Veganism is not the answer "Intensively farmed meat and dairy are a blight, but so are fields of soya and maize. There is another way we have to mitigate these ills - grazing and browsing animals." UK Roundtable on Sustainable Soya "sets out our current understanding of the UK soya footprint in terms of volumes, source and sustainability credentials " (2018).
Veganuary may not be helping fight climate change. Is is as simple as animals bad plants good?
Sustainable Diets according to land.pptx

Veganism is not the answer

It's not WHAT you eat, it's HOW it's produced that matters

It's the cars not the cows

"The campaign underway to shame the world into giving up animal foods in the name of climate change is pure vegetarian projection, a low-calorie mixture of facts and assumptions "
We need Soil not Soy

Diet Footprint

Emissions of average diets in EU Countries.
"International trade presents a challenge for measuring the greenhouse gas (GHG) emission footprint of human diets, because imported food is produced with different production efficiencies and sourcing regions differ in land use histories. We analyze how trade and countries of origin impact GHG footprint calculation for EU food consumption.
Shame that as part of the calculation 'x' "denotes the emission factor for land use change related to deforestation for crop/pasture" WHAT? This implies they consider there is no difference between pasture and arable. Forest to Pasture in Land Use Stage 1, Pasture to Arable is Land Use Stage 2. Both are very important and very different. Pasture and crops soils are impacted quite differently, such that there are half small animals under arable as under pasture. See 'Save our Arable Soils. This feeds into Sustainable Diets 'Taking in Land Use', above.

Caen & Abel

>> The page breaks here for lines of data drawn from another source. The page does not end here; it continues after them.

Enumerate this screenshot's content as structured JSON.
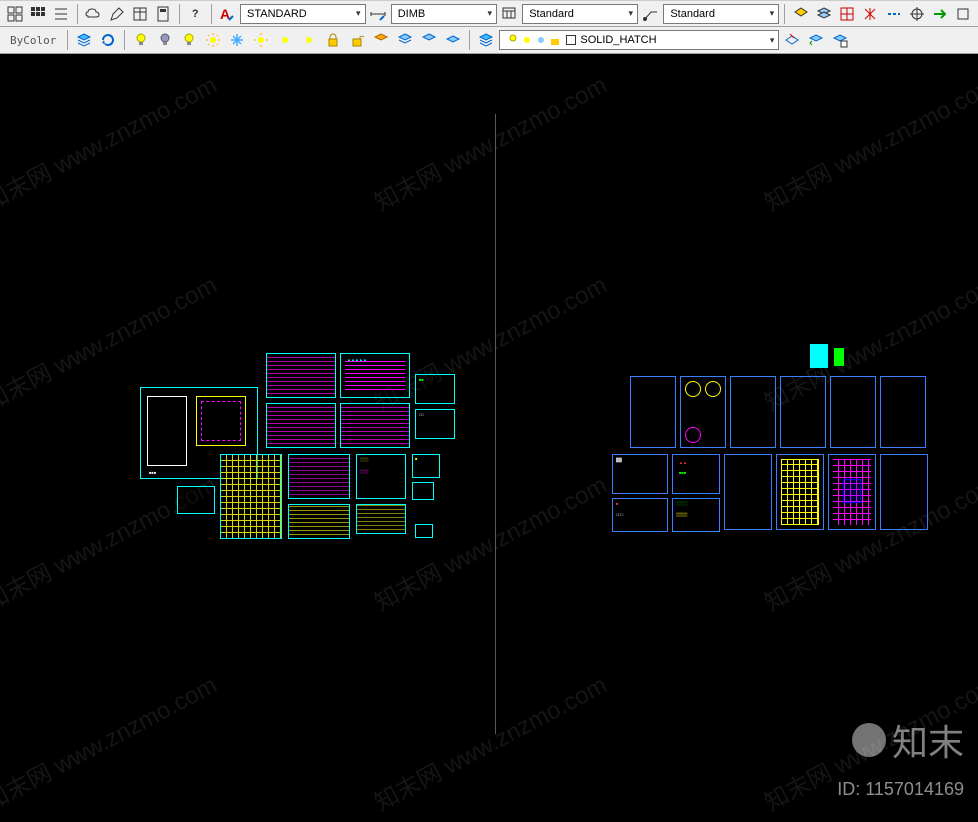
{
  "toolbar1": {
    "text_style": "STANDARD",
    "dim_style": "DIMB",
    "table_style": "Standard",
    "mleader_style": "Standard"
  },
  "toolbar2": {
    "bycolor_label": "ByColor",
    "layer_name": "SOLID_HATCH"
  },
  "watermark": {
    "url_text": "知末网 www.znzmo.com",
    "brand_text": "知末",
    "id_label": "ID: 1157014169"
  },
  "icons": {
    "help": "?",
    "grid": "grid-icon",
    "layers": "layers-icon",
    "bulb": "bulb-icon",
    "freeze": "freeze-icon",
    "lock": "lock-icon"
  },
  "colors": {
    "cyan": "#00ffff",
    "yellow": "#ffff00",
    "magenta": "#ff00ff",
    "blue": "#3a7fff",
    "green": "#00ff00",
    "red": "#ff3333"
  }
}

This was cut out of the book...The argument between the carnivores and herbivores goes back to ‘Biblical Times’, as told in the story of Cain and Abel. Their father – Adam – said they should make a sacrifice to God. Abel was a shepherd so offered up a nice young lamb, while Cain who ploughed the land offered ‘burnt grasses’. This may have been bread, as this would be where and when wheat was first cultivated. God preferred the lamb.
So Cain killed his brother. His punishment for this was that God sent him off to the land, East of Eden - from where the film gets its name. (The film plot changed a bit, so 'a wilful young man contends against his brother for the attention of their religious father'. James Dean played the wilful Cal (=Cain) to win him the first ever posthumous Oscar). Despite this story being part of all the three big Abrahamic religions, nobody has been able to explain to me why God is a carnivore

Sustainable Standards

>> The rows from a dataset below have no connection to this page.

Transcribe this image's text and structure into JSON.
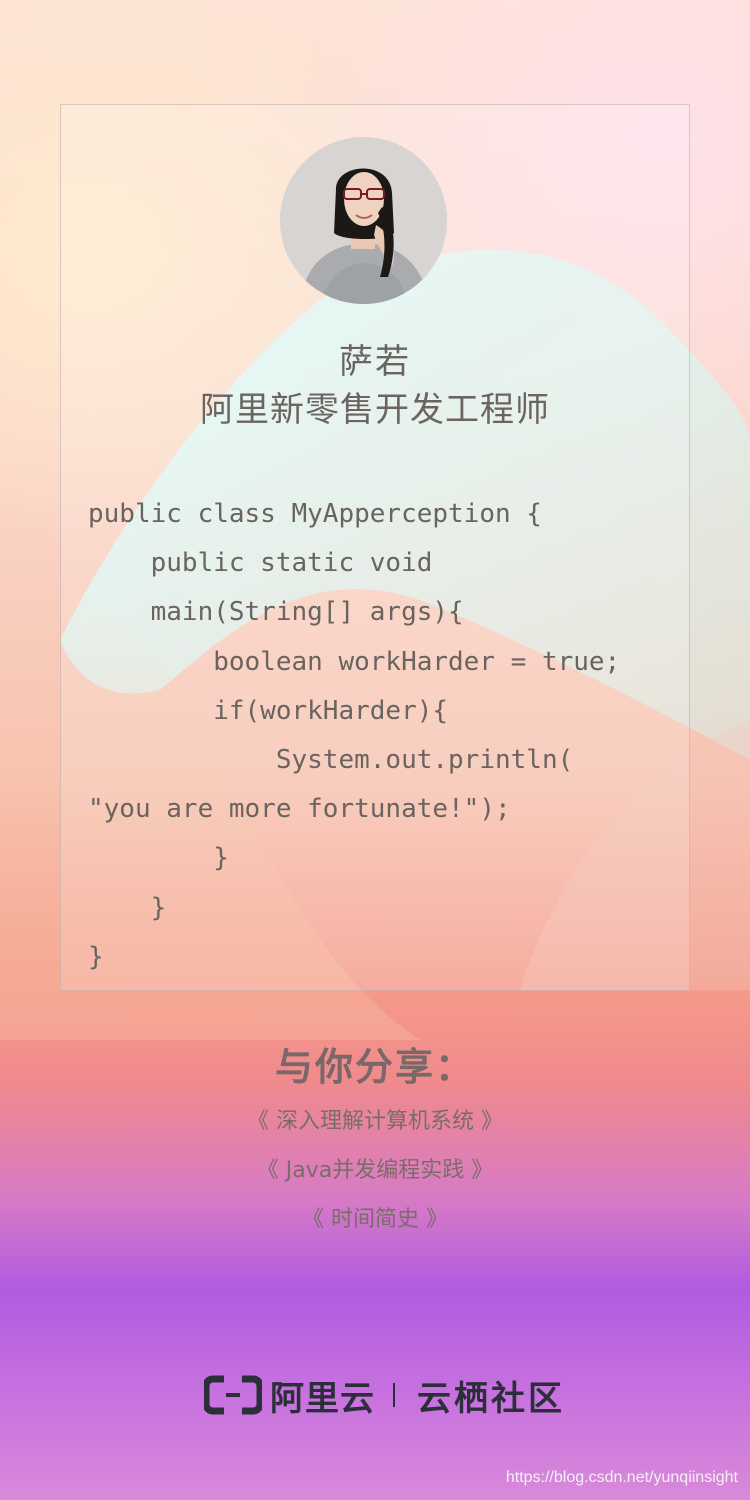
{
  "profile": {
    "name": "萨若",
    "role": "阿里新零售开发工程师",
    "avatar_icon": "woman-portrait-avatar"
  },
  "code_lines": [
    "public class MyApperception {",
    "    public static void",
    "    main(String[] args){",
    "        boolean workHarder = true;",
    "        if(workHarder){",
    "            System.out.println(",
    "\"you are more fortunate!\");",
    "        }",
    "    }",
    "}"
  ],
  "share": {
    "heading": "与你分享：",
    "books": [
      "《 深入理解计算机系统 》",
      "《 Java并发编程实践 》",
      "《 时间简史 》"
    ]
  },
  "brand": {
    "logo_icon": "aliyun-bracket-logo",
    "aliyun": "阿里云",
    "community": "云栖社区"
  },
  "watermark": "https://blog.csdn.net/yunqiinsight",
  "colors": {
    "text": "#6b6461",
    "brand_dark": "#2c2f39",
    "brand_blue": "#3a5cff"
  }
}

Green Alliance 'Setting the Standard Shifting to sustainable food production in the UK' says "A successful domestic policy for sustainable food production is contingent on trade strategy. A vision of farms with high welfare standards and precision agriculture, growing high quality, sustainable, low carbon food would wither on the vine faced with a trade policy that opened up market access to food produced under lower environmental standards. " It is good at looking at the phrase 'public money for public goods' that everybody seems to agree with. But what are public goods and when do we use public money to rectify market failures?
Food Industry in 2018 - Bolder Aims and Broader Horizons on Sustainability "Food companies are being spurred by the UN Global Goals and heightened consumer expectations to increase the ambition and broaden the scope of their sustainability programmes."
Brexit & Environment is a network of impartial academic experts analysing the implications of Brexit for UK and EU environmental policy and governance.
Chatham House Conference A Sustainable Food Future Nov 27-28 London